Pictures stay out, but every line of the data is copied exactly.

-- Opening Marker --

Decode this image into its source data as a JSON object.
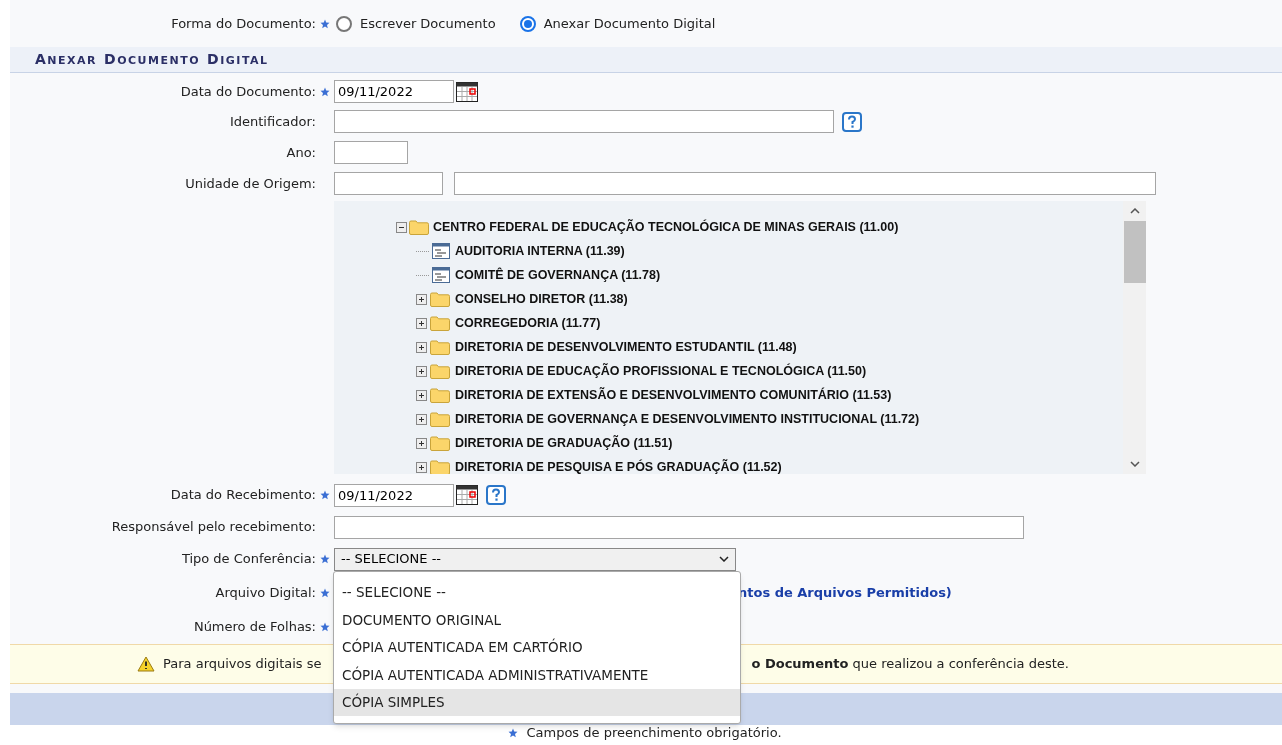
{
  "forma": {
    "label": "Forma do Documento:",
    "required": true,
    "options": [
      {
        "label": "Escrever Documento",
        "selected": false
      },
      {
        "label": "Anexar Documento Digital",
        "selected": true
      }
    ]
  },
  "section_title": "ANEXAR DOCUMENTO DIGITAL",
  "data_documento": {
    "label": "Data do Documento:",
    "required": true,
    "value": "09/11/2022"
  },
  "identificador": {
    "label": "Identificador:",
    "required": false
  },
  "ano": {
    "label": "Ano:",
    "required": false
  },
  "unidade_origem": {
    "label": "Unidade de Origem:",
    "required": false
  },
  "tree": {
    "label": "CENTRO FEDERAL DE EDUCAÇÃO TECNOLÓGICA DE MINAS GERAIS (11.00)",
    "expanded": true,
    "children": [
      {
        "kind": "unit",
        "label": "AUDITORIA INTERNA (11.39)"
      },
      {
        "kind": "unit",
        "label": "COMITÊ DE GOVERNANÇA (11.78)"
      },
      {
        "kind": "folder",
        "label": "CONSELHO DIRETOR (11.38)",
        "expanded": false
      },
      {
        "kind": "folder",
        "label": "CORREGEDORIA (11.77)",
        "expanded": false
      },
      {
        "kind": "folder",
        "label": "DIRETORIA DE DESENVOLVIMENTO ESTUDANTIL (11.48)",
        "expanded": false
      },
      {
        "kind": "folder",
        "label": "DIRETORIA DE EDUCAÇÃO PROFISSIONAL E TECNOLÓGICA (11.50)",
        "expanded": false
      },
      {
        "kind": "folder",
        "label": "DIRETORIA DE EXTENSÃO E DESENVOLVIMENTO COMUNITÁRIO (11.53)",
        "expanded": false
      },
      {
        "kind": "folder",
        "label": "DIRETORIA DE GOVERNANÇA E DESENVOLVIMENTO INSTITUCIONAL (11.72)",
        "expanded": false
      },
      {
        "kind": "folder",
        "label": "DIRETORIA DE GRADUAÇÃO (11.51)",
        "expanded": false
      },
      {
        "kind": "folder",
        "label": "DIRETORIA DE PESQUISA E PÓS GRADUAÇÃO (11.52)",
        "expanded": false
      }
    ]
  },
  "data_recebimento": {
    "label": "Data do Recebimento:",
    "required": true,
    "value": "09/11/2022"
  },
  "responsavel": {
    "label": "Responsável pelo recebimento:",
    "required": false
  },
  "tipo_conferencia": {
    "label": "Tipo de Conferência:",
    "required": true,
    "value": "-- SELECIONE --",
    "expanded": true,
    "options": [
      {
        "label": "-- SELECIONE --",
        "highlighted": false
      },
      {
        "label": "DOCUMENTO ORIGINAL",
        "highlighted": false
      },
      {
        "label": "CÓPIA AUTENTICADA EM CARTÓRIO",
        "highlighted": false
      },
      {
        "label": "CÓPIA AUTENTICADA ADMINISTRATIVAMENTE",
        "highlighted": false
      },
      {
        "label": "CÓPIA SIMPLES",
        "highlighted": true
      }
    ]
  },
  "arquivo_digital": {
    "label": "Arquivo Digital:",
    "required": true,
    "link": "ntos de Arquivos Permitidos)"
  },
  "numero_folhas": {
    "label": "Número de Folhas:",
    "required": true
  },
  "warning": {
    "text_before": "Para arquivos digitais se",
    "text_after": "**o Documento** que realizou a conferência deste."
  },
  "footnote": "Campos de preenchimento obrigatório."
}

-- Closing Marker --

Solution for this problem:
Decode this image into its source data as a JSON object.
{
  "forma": {
    "label": "Forma do Documento:",
    "required": true,
    "options": [
      {
        "label": "Escrever Documento",
        "selected": false
      },
      {
        "label": "Anexar Documento Digital",
        "selected": true
      }
    ]
  },
  "section_title": "ANEXAR DOCUMENTO DIGITAL",
  "data_documento": {
    "label": "Data do Documento:",
    "required": true,
    "value": "09/11/2022"
  },
  "identificador": {
    "label": "Identificador:",
    "required": false
  },
  "ano": {
    "label": "Ano:",
    "required": false
  },
  "unidade_origem": {
    "label": "Unidade de Origem:",
    "required": false
  },
  "tree": {
    "label": "CENTRO FEDERAL DE EDUCAÇÃO TECNOLÓGICA DE MINAS GERAIS (11.00)",
    "expanded": true,
    "children": [
      {
        "kind": "unit",
        "label": "AUDITORIA INTERNA (11.39)"
      },
      {
        "kind": "unit",
        "label": "COMITÊ DE GOVERNANÇA (11.78)"
      },
      {
        "kind": "folder",
        "label": "CONSELHO DIRETOR (11.38)",
        "expanded": false
      },
      {
        "kind": "folder",
        "label": "CORREGEDORIA (11.77)",
        "expanded": false
      },
      {
        "kind": "folder",
        "label": "DIRETORIA DE DESENVOLVIMENTO ESTUDANTIL (11.48)",
        "expanded": false
      },
      {
        "kind": "folder",
        "label": "DIRETORIA DE EDUCAÇÃO PROFISSIONAL E TECNOLÓGICA (11.50)",
        "expanded": false
      },
      {
        "kind": "folder",
        "label": "DIRETORIA DE EXTENSÃO E DESENVOLVIMENTO COMUNITÁRIO (11.53)",
        "expanded": false
      },
      {
        "kind": "folder",
        "label": "DIRETORIA DE GOVERNANÇA E DESENVOLVIMENTO INSTITUCIONAL (11.72)",
        "expanded": false
      },
      {
        "kind": "folder",
        "label": "DIRETORIA DE GRADUAÇÃO (11.51)",
        "expanded": false
      },
      {
        "kind": "folder",
        "label": "DIRETORIA DE PESQUISA E PÓS GRADUAÇÃO (11.52)",
        "expanded": false
      }
    ]
  },
  "data_recebimento": {
    "label": "Data do Recebimento:",
    "required": true,
    "value": "09/11/2022"
  },
  "responsavel": {
    "label": "Responsável pelo recebimento:",
    "required": false
  },
  "tipo_conferencia": {
    "label": "Tipo de Conferência:",
    "required": true,
    "value": "-- SELECIONE --",
    "expanded": true,
    "options": [
      {
        "label": "-- SELECIONE --",
        "highlighted": false
      },
      {
        "label": "DOCUMENTO ORIGINAL",
        "highlighted": false
      },
      {
        "label": "CÓPIA AUTENTICADA EM CARTÓRIO",
        "highlighted": false
      },
      {
        "label": "CÓPIA AUTENTICADA ADMINISTRATIVAMENTE",
        "highlighted": false
      },
      {
        "label": "CÓPIA SIMPLES",
        "highlighted": true
      }
    ]
  },
  "arquivo_digital": {
    "label": "Arquivo Digital:",
    "required": true,
    "link": "ntos de Arquivos Permitidos)"
  },
  "numero_folhas": {
    "label": "Número de Folhas:",
    "required": true
  },
  "warning": {
    "text_before": "Para arquivos digitais se",
    "text_after": "**o Documento** que realizou a conferência deste."
  },
  "footnote": "Campos de preenchimento obrigatório."
}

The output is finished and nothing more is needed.